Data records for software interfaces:
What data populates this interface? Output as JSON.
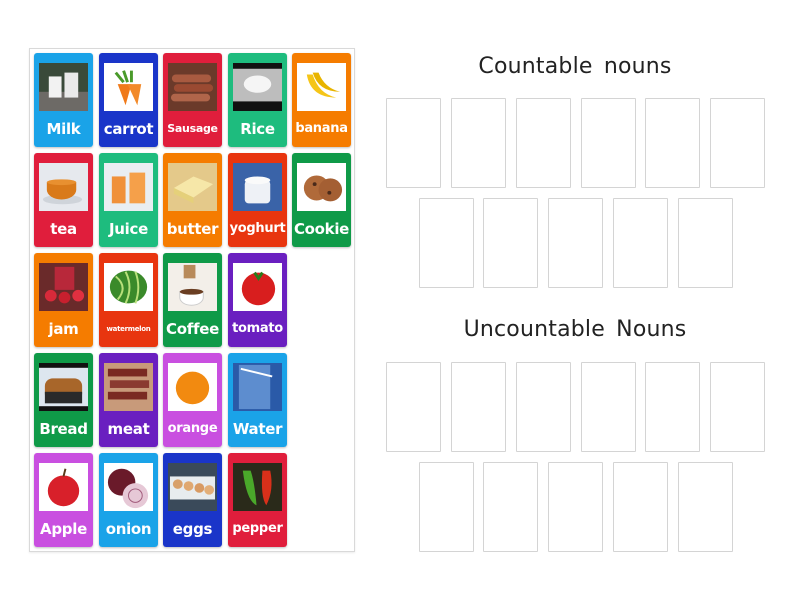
{
  "cards": [
    {
      "label": "Milk",
      "color": "#1aa3e8",
      "icon": "milk-glasses-image",
      "size": ""
    },
    {
      "label": "carrot",
      "color": "#1a35c9",
      "icon": "carrot-image",
      "size": ""
    },
    {
      "label": "Sausage",
      "color": "#e01e3c",
      "icon": "sausage-image",
      "size": "sm"
    },
    {
      "label": "Rice",
      "color": "#1ebc7e",
      "icon": "rice-bowl-image",
      "size": ""
    },
    {
      "label": "banana",
      "color": "#f57c00",
      "icon": "banana-image",
      "size": "sm2"
    },
    {
      "label": "tea",
      "color": "#e01e3c",
      "icon": "tea-cup-image",
      "size": ""
    },
    {
      "label": "Juice",
      "color": "#1ebc7e",
      "icon": "juice-glasses-image",
      "size": ""
    },
    {
      "label": "butter",
      "color": "#f57c00",
      "icon": "butter-image",
      "size": ""
    },
    {
      "label": "yoghurt",
      "color": "#e8350f",
      "icon": "yoghurt-image",
      "size": "sm2"
    },
    {
      "label": "Cookie",
      "color": "#0f9a48",
      "icon": "cookie-image",
      "size": ""
    },
    {
      "label": "jam",
      "color": "#f57c00",
      "icon": "jam-strawberries-image",
      "size": ""
    },
    {
      "label": "watermelon",
      "color": "#e8350f",
      "icon": "watermelon-image",
      "size": "xs"
    },
    {
      "label": "Coffee",
      "color": "#0f9a48",
      "icon": "coffee-cup-image",
      "size": ""
    },
    {
      "label": "tomato",
      "color": "#6a1fc0",
      "icon": "tomato-image",
      "size": "sm2"
    },
    {
      "label": "Bread",
      "color": "#0f9a48",
      "icon": "bread-loaf-image",
      "size": ""
    },
    {
      "label": "meat",
      "color": "#6a1fc0",
      "icon": "meat-image",
      "size": ""
    },
    {
      "label": "orange",
      "color": "#c94fe0",
      "icon": "orange-fruit-image",
      "size": "sm2"
    },
    {
      "label": "Water",
      "color": "#1aa3e8",
      "icon": "water-glass-image",
      "size": ""
    },
    {
      "label": "Apple",
      "color": "#c94fe0",
      "icon": "apple-image",
      "size": ""
    },
    {
      "label": "onion",
      "color": "#1aa3e8",
      "icon": "onion-image",
      "size": ""
    },
    {
      "label": "eggs",
      "color": "#1a35c9",
      "icon": "eggs-image",
      "size": ""
    },
    {
      "label": "pepper",
      "color": "#e01e3c",
      "icon": "pepper-image",
      "size": "sm2"
    }
  ],
  "groups": [
    {
      "title": "Countable  nouns",
      "slot_count": 11
    },
    {
      "title": "Uncountable  Nouns",
      "slot_count": 11
    }
  ]
}
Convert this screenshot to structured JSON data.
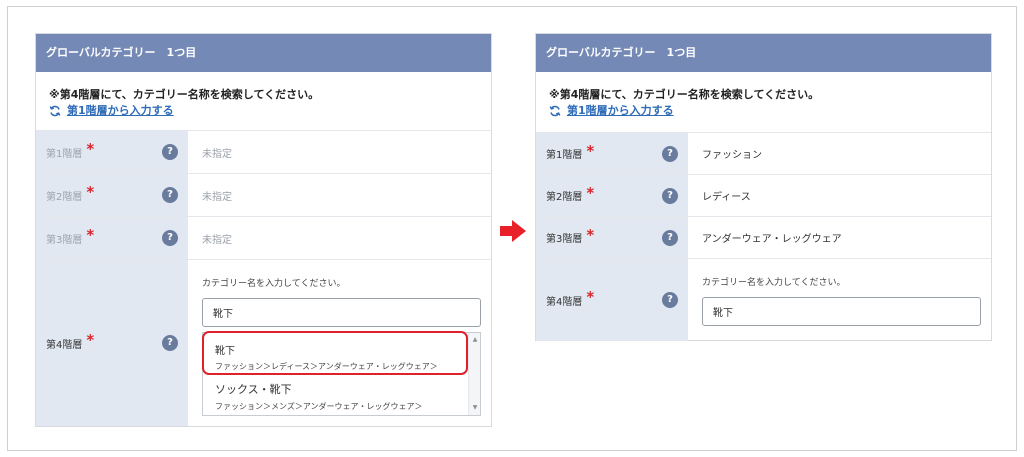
{
  "left": {
    "header": "グローバルカテゴリー　1つ目",
    "notice": "※第4階層にて、カテゴリー名称を検索してください。",
    "reset_link": "第1階層から入力する",
    "rows": [
      {
        "label": "第1階層",
        "required": "*",
        "help": "?",
        "value": "未指定"
      },
      {
        "label": "第2階層",
        "required": "*",
        "help": "?",
        "value": "未指定"
      },
      {
        "label": "第3階層",
        "required": "*",
        "help": "?",
        "value": "未指定"
      },
      {
        "label": "第4階層",
        "required": "*",
        "help": "?"
      }
    ],
    "input_hint": "カテゴリー名を入力してください。",
    "input_value": "靴下",
    "suggestions": [
      {
        "name": "靴下",
        "path": "ファッション＞レディース＞アンダーウェア・レッグウェア＞"
      },
      {
        "name": "ソックス・靴下",
        "path": "ファッション＞メンズ＞アンダーウェア・レッグウェア＞"
      }
    ]
  },
  "right": {
    "header": "グローバルカテゴリー　1つ目",
    "notice": "※第4階層にて、カテゴリー名称を検索してください。",
    "reset_link": "第1階層から入力する",
    "rows": [
      {
        "label": "第1階層",
        "required": "*",
        "help": "?",
        "value": "ファッション"
      },
      {
        "label": "第2階層",
        "required": "*",
        "help": "?",
        "value": "レディース"
      },
      {
        "label": "第3階層",
        "required": "*",
        "help": "?",
        "value": "アンダーウェア・レッグウェア"
      },
      {
        "label": "第4階層",
        "required": "*",
        "help": "?"
      }
    ],
    "input_hint": "カテゴリー名を入力してください。",
    "input_value": "靴下"
  },
  "colors": {
    "header_bg": "#7489b5",
    "label_bg": "#e1e8f2",
    "required": "#d8262c",
    "link": "#2f6cb8",
    "highlight": "#e0202a",
    "arrow": "#e8202a"
  },
  "icons": {
    "reset": "refresh-icon",
    "help": "question-circle-icon",
    "arrow": "arrow-right-icon",
    "scroll_up": "chevron-up-icon",
    "scroll_down": "chevron-down-icon"
  }
}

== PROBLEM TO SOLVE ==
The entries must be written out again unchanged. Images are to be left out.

== REPLY TO THE TASK ==
What data populates this interface? Output as JSON.
{
  "cards": [
    {
      "label": "Milk",
      "color": "#1aa3e8",
      "icon": "milk-glasses-image",
      "size": ""
    },
    {
      "label": "carrot",
      "color": "#1a35c9",
      "icon": "carrot-image",
      "size": ""
    },
    {
      "label": "Sausage",
      "color": "#e01e3c",
      "icon": "sausage-image",
      "size": "sm"
    },
    {
      "label": "Rice",
      "color": "#1ebc7e",
      "icon": "rice-bowl-image",
      "size": ""
    },
    {
      "label": "banana",
      "color": "#f57c00",
      "icon": "banana-image",
      "size": "sm2"
    },
    {
      "label": "tea",
      "color": "#e01e3c",
      "icon": "tea-cup-image",
      "size": ""
    },
    {
      "label": "Juice",
      "color": "#1ebc7e",
      "icon": "juice-glasses-image",
      "size": ""
    },
    {
      "label": "butter",
      "color": "#f57c00",
      "icon": "butter-image",
      "size": ""
    },
    {
      "label": "yoghurt",
      "color": "#e8350f",
      "icon": "yoghurt-image",
      "size": "sm2"
    },
    {
      "label": "Cookie",
      "color": "#0f9a48",
      "icon": "cookie-image",
      "size": ""
    },
    {
      "label": "jam",
      "color": "#f57c00",
      "icon": "jam-strawberries-image",
      "size": ""
    },
    {
      "label": "watermelon",
      "color": "#e8350f",
      "icon": "watermelon-image",
      "size": "xs"
    },
    {
      "label": "Coffee",
      "color": "#0f9a48",
      "icon": "coffee-cup-image",
      "size": ""
    },
    {
      "label": "tomato",
      "color": "#6a1fc0",
      "icon": "tomato-image",
      "size": "sm2"
    },
    {
      "label": "Bread",
      "color": "#0f9a48",
      "icon": "bread-loaf-image",
      "size": ""
    },
    {
      "label": "meat",
      "color": "#6a1fc0",
      "icon": "meat-image",
      "size": ""
    },
    {
      "label": "orange",
      "color": "#c94fe0",
      "icon": "orange-fruit-image",
      "size": "sm2"
    },
    {
      "label": "Water",
      "color": "#1aa3e8",
      "icon": "water-glass-image",
      "size": ""
    },
    {
      "label": "Apple",
      "color": "#c94fe0",
      "icon": "apple-image",
      "size": ""
    },
    {
      "label": "onion",
      "color": "#1aa3e8",
      "icon": "onion-image",
      "size": ""
    },
    {
      "label": "eggs",
      "color": "#1a35c9",
      "icon": "eggs-image",
      "size": ""
    },
    {
      "label": "pepper",
      "color": "#e01e3c",
      "icon": "pepper-image",
      "size": "sm2"
    }
  ],
  "groups": [
    {
      "title": "Countable  nouns",
      "slot_count": 11
    },
    {
      "title": "Uncountable  Nouns",
      "slot_count": 11
    }
  ]
}
Convert this screenshot to structured JSON data.
{
  "left": {
    "header": "グローバルカテゴリー　1つ目",
    "notice": "※第4階層にて、カテゴリー名称を検索してください。",
    "reset_link": "第1階層から入力する",
    "rows": [
      {
        "label": "第1階層",
        "required": "*",
        "help": "?",
        "value": "未指定"
      },
      {
        "label": "第2階層",
        "required": "*",
        "help": "?",
        "value": "未指定"
      },
      {
        "label": "第3階層",
        "required": "*",
        "help": "?",
        "value": "未指定"
      },
      {
        "label": "第4階層",
        "required": "*",
        "help": "?"
      }
    ],
    "input_hint": "カテゴリー名を入力してください。",
    "input_value": "靴下",
    "suggestions": [
      {
        "name": "靴下",
        "path": "ファッション＞レディース＞アンダーウェア・レッグウェア＞"
      },
      {
        "name": "ソックス・靴下",
        "path": "ファッション＞メンズ＞アンダーウェア・レッグウェア＞"
      }
    ]
  },
  "right": {
    "header": "グローバルカテゴリー　1つ目",
    "notice": "※第4階層にて、カテゴリー名称を検索してください。",
    "reset_link": "第1階層から入力する",
    "rows": [
      {
        "label": "第1階層",
        "required": "*",
        "help": "?",
        "value": "ファッション"
      },
      {
        "label": "第2階層",
        "required": "*",
        "help": "?",
        "value": "レディース"
      },
      {
        "label": "第3階層",
        "required": "*",
        "help": "?",
        "value": "アンダーウェア・レッグウェア"
      },
      {
        "label": "第4階層",
        "required": "*",
        "help": "?"
      }
    ],
    "input_hint": "カテゴリー名を入力してください。",
    "input_value": "靴下"
  },
  "colors": {
    "header_bg": "#7489b5",
    "label_bg": "#e1e8f2",
    "required": "#d8262c",
    "link": "#2f6cb8",
    "highlight": "#e0202a",
    "arrow": "#e8202a"
  },
  "icons": {
    "reset": "refresh-icon",
    "help": "question-circle-icon",
    "arrow": "arrow-right-icon",
    "scroll_up": "chevron-up-icon",
    "scroll_down": "chevron-down-icon"
  }
}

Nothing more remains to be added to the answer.